We were well ahead of time, so we kept stopping for breaks, watching the erm, stream go by as there really is nothing else there!. I kept hearing that 'swishing' noise that you can hear traffic making on a motorway. It took me ages to realise that it was the sound of the wind rushing over the top of the valley.
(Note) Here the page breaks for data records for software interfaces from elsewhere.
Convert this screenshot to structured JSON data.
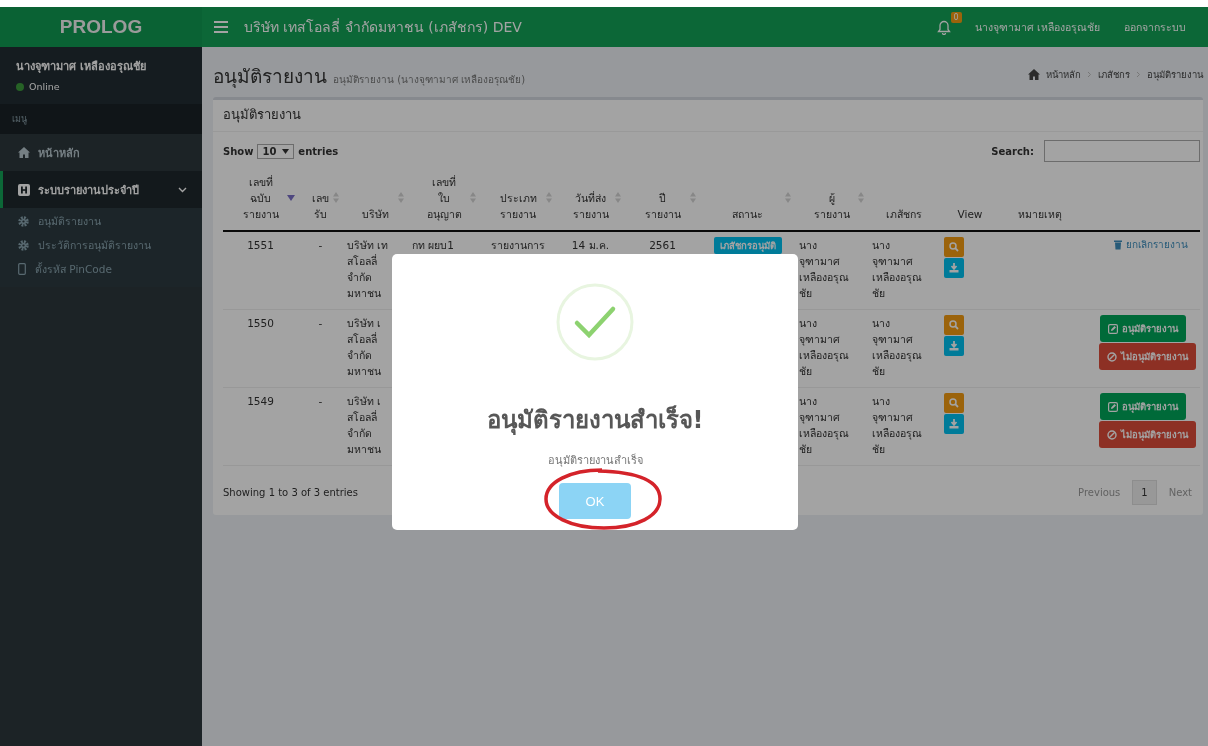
{
  "header": {
    "logo": "PROLOG",
    "company": "บริษัท เทสโอลลี่ จำกัดมหาชน (เภสัชกร) DEV",
    "notification_count": "0",
    "user": "นางจุฑามาศ เหลืองอรุณชัย",
    "logout": "ออกจากระบบ"
  },
  "sidebar": {
    "user_name": "นางจุฑามาศ เหลืองอรุณชัย",
    "status": "Online",
    "section_label": "เมนู",
    "items": [
      {
        "label": "หน้าหลัก",
        "selected": false
      },
      {
        "label": "ระบบรายงานประจำปี",
        "selected": true,
        "expanded": true,
        "children": [
          {
            "label": "อนุมัติรายงาน"
          },
          {
            "label": "ประวัติการอนุมัติรายงาน"
          },
          {
            "label": "ตั้งรหัส PinCode"
          }
        ]
      }
    ]
  },
  "page": {
    "title": "อนุมัติรายงาน",
    "subtitle": "อนุมัติรายงาน (นางจุฑามาศ เหลืองอรุณชัย)",
    "breadcrumb": [
      "หน้าหลัก",
      "เภสัชกร",
      "อนุมัติรายงาน"
    ]
  },
  "box": {
    "title": "อนุมัติรายงาน",
    "show_label": "Show",
    "page_size": "10",
    "entries_label": "entries",
    "search_label": "Search:",
    "columns": [
      {
        "label": "เลขที่\nฉบับ\nรายงาน",
        "sorted": true
      },
      {
        "label": "เลข\nรับ",
        "sorted": false
      },
      {
        "label": "บริษัท",
        "sorted": false
      },
      {
        "label": "เลขที่\nใบ\nอนุญาต",
        "sorted": false
      },
      {
        "label": "ประเภท\nรายงาน",
        "sorted": false
      },
      {
        "label": "วันที่ส่ง\nรายงาน",
        "sorted": false
      },
      {
        "label": "ปี\nรายงาน",
        "sorted": false
      },
      {
        "label": "สถานะ",
        "sorted": false
      },
      {
        "label": "ผู้\nรายงาน",
        "sorted": false
      },
      {
        "label": "เภสัชกร"
      },
      {
        "label": "View"
      },
      {
        "label": "หมายเหตุ"
      }
    ],
    "rows": [
      {
        "number": "1551",
        "receipt": "-",
        "company": "บริษัท เท\nสโอลลี่\nจำกัด\nมหาชน",
        "license": "กท ผยบ1",
        "type": "รายงานการ",
        "date": "14 ม.ค.",
        "year": "2561",
        "status": "เภสัชกรอนุมัติ",
        "reporter": "นาง\nจุฑามาศ\nเหลืองอรุณ\nชัย",
        "pharmacist": "นาง\nจุฑามาศ\nเหลืองอรุณ\nชัย",
        "actions": [
          {
            "kind": "cancel",
            "label": "ยกเลิกรายงาน"
          }
        ]
      },
      {
        "number": "1550",
        "receipt": "-",
        "company": "บริษัท เ\nสโอลลี่\nจำกัด\nมหาชน",
        "reporter": "นาง\nจุฑามาศ\nเหลืองอรุณ\nชัย",
        "pharmacist": "นาง\nจุฑามาศ\nเหลืองอรุณ\nชัย",
        "actions": [
          {
            "kind": "approve",
            "label": "อนุมัติรายงาน"
          },
          {
            "kind": "reject",
            "label": "ไม่อนุมัติรายงาน"
          }
        ]
      },
      {
        "number": "1549",
        "receipt": "-",
        "company": "บริษัท เ\nสโอลลี่\nจำกัด\nมหาชน",
        "reporter": "นาง\nจุฑามาศ\nเหลืองอรุณ\nชัย",
        "pharmacist": "นาง\nจุฑามาศ\nเหลืองอรุณ\nชัย",
        "actions": [
          {
            "kind": "approve",
            "label": "อนุมัติรายงาน"
          },
          {
            "kind": "reject",
            "label": "ไม่อนุมัติรายงาน"
          }
        ]
      }
    ],
    "info": "Showing 1 to 3 of 3 entries",
    "pagination": {
      "previous": "Previous",
      "pages": [
        {
          "label": "1",
          "selected": true
        }
      ],
      "next": "Next"
    }
  },
  "modal": {
    "title": "อนุมัติรายงานสำเร็จ!",
    "text": "อนุมัติรายงานสำเร็จ",
    "confirm": "OK"
  }
}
As I got to within sight of the first of our (several possible) camp sites, we stopped on a bit of a platau and the decision was made to try and get down to river level. This may have been a mistake. Telling the truth, It was a mistake and a fairly big one. We had little visibility of our surroundings, because no one could see over the bracken, and the steep valley sides, just got steeper and steeper. We hit a small stream valley and the floor kept dropping away either in a very steep gradient or in 2 foot steps. Normally not a problem, just tiring. Here the bracken not only blocked the view, it blocked the view of our feet. To make things slightly more intersting the bracken also liked to get wrapped round my boots, trying to trip me up.
Some how we reached the stream without spraining an ankle and the first possible camp site. Very pretty, but buggy and not that discrete. Besides, Jim and Paul wanted to camp in a woods, so we pushed on.

We decided to find the place to pitch and drop off our bags, before walking on to Alport Castles. First we had to find a way into the woods.. They were thick, dark and inpenetrable. Finding a hole big enough for a badger, we pushed in.
Inside, it was warm, quiet and nowhere near as evil as it looked from outside. I had been given a description of how to find the campsite by an online friend. Without directions we'd never have found it.
We came over a small rise and saw our home for the night. Alport castles, Majestic as it is, never stood a chance. It's perfect. It's flat, hidden and someone before us had built a bench and there is a fire pit there too. Just at the side there is a small stream. At first glance this looked filthy, but this was because it is a sandy bottom with a little dirt in it. Not a lot of water comes through it, but what does is clear, not full of tannins from the peat on the hill tops above the valley and for the most part, insect free. It may dry up if it hasn't rained for a while, So don't depend on it, though you could go to the river Alport if your need was great enough. After digging a small depression for the water to collect, and pitching camp (including pitching a tarp I'd brought that we put over the bench). We were totally settled in. We were going nowhere.
The night was great. A fire was lit, though much smaller than previous ones by others as we were not cooking on it. The fire would only be for a bit of heat, light and general 'when would we get the chance to have a fire again'.
There were no 'spooky woods in the middle of nowhere' feelings. We just had some Supper, sat round the fire listened to music, drank our wine and chatted. It was one of those nights that you'd love to have all the time. So we'll have to go back, sooner rather than later.

The walk out was also uneventful, though it's still very wild, with no paths through the bracken other than ones left by animals. The river also has eroded the bank in places so it is slow going until you reach the farmhouse and pick up a dirt road.

An excellent place and all three of us enjoyed this trip thoroughly. As we didn't manage to go round Alport castle, we've the perfect excuse to go again..